A Guide to Growing, Harvesting and Baling Hay
Hay is basically dried vegetation: usually a legume such as alfalfa or clover, or a grass such as timothy or brome. It’s one crop that can be raised with proper care in any part of the country where weeds will grow, and it’s a must for any self-sufficient farmer who keeps livestock.
The choice of plant (or plants) to be grown for hay depends on many factors: climate, availability of water, tonnage needed, type of livestock being fed, etc. Local preferences are usually a good guide. (A detailed study of the characteristics and requirements of forage crops is found in The Stockman’s Handbook by M.E. Ensminger, available for $27.25 from The Interstate, Danville, Illinois, or from MOTHERS Bookshelf. — MOTHER.)
Whatever hay crop you choose can be grown either as part of a farm rotation plan or in a permanent meadow. The former system has the advantage of helping establish uniform soil fertility (particularly if one of the legumes is raised). The latter, however, provides stubble for winter pasture, helps to control erosion, and is particularly suitable for marginal land.

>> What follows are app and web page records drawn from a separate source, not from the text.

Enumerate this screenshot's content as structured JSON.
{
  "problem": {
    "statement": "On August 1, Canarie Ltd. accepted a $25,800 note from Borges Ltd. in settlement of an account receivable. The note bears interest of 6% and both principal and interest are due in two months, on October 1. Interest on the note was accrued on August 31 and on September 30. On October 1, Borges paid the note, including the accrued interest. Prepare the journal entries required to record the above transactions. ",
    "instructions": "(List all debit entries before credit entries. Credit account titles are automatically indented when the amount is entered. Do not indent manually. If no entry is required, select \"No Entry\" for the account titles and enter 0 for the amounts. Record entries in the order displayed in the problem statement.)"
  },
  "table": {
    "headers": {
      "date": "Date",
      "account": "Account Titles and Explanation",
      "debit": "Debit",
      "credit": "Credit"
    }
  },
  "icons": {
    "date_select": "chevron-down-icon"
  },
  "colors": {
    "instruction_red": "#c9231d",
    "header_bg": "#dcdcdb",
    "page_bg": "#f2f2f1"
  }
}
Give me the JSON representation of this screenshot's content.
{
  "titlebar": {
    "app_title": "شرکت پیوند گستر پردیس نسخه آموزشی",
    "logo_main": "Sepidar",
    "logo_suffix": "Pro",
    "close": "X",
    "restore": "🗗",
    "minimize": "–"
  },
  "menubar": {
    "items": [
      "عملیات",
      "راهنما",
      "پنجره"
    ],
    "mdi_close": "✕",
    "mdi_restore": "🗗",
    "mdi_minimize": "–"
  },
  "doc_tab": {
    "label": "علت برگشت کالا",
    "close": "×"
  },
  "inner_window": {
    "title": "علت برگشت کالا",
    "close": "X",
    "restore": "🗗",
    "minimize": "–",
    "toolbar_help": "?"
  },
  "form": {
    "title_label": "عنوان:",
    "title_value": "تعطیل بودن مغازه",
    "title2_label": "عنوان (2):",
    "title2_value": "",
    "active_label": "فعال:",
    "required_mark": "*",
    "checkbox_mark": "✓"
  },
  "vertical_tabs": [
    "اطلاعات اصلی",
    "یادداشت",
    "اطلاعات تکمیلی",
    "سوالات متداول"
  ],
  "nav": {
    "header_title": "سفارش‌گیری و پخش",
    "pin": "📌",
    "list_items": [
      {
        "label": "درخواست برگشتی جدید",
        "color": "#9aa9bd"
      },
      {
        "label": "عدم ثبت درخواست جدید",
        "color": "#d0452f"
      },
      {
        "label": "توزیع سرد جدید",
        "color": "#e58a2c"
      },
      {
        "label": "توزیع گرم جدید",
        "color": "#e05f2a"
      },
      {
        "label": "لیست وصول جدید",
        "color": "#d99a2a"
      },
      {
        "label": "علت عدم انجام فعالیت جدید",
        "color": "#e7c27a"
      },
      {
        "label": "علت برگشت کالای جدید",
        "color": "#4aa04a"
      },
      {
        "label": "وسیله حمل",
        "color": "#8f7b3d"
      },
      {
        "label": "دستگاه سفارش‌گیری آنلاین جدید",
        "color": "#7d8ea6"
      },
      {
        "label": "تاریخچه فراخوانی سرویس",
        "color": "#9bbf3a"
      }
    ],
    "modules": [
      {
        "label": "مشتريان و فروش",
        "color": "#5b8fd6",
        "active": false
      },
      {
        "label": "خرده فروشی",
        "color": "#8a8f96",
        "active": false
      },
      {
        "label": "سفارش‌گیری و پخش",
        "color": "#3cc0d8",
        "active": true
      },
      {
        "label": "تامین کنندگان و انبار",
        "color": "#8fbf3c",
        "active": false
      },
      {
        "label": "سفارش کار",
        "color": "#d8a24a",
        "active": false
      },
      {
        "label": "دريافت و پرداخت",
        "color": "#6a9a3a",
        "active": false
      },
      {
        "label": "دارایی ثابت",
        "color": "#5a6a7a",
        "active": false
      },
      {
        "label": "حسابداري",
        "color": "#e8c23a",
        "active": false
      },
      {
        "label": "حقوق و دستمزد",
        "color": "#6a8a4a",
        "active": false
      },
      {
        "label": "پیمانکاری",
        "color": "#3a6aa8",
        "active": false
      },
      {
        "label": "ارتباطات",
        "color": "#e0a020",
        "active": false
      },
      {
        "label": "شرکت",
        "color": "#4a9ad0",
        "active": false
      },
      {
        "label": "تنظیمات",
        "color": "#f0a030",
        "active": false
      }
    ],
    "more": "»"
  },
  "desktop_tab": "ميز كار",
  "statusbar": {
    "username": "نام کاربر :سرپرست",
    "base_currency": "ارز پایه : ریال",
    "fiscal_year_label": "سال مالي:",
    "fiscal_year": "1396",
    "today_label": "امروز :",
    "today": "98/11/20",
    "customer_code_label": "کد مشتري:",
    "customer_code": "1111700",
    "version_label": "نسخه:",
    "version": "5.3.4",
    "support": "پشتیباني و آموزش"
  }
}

Straw is an agricultural by-product, the dry stalks of cereal plants, after the grain and chaff have been removed. Straw makes up about half of the yield of cereal crops such as barley, oats, rice, rye and wheat. It has many uses, including fuel, livestock bedding and fodder, thatching and basket-making. It is usually gathered and stored in a straw bale, which is a bundle of straw tightly bound with twine or wire. Bales may be square, rectangular, or round, depending on the type of baler used.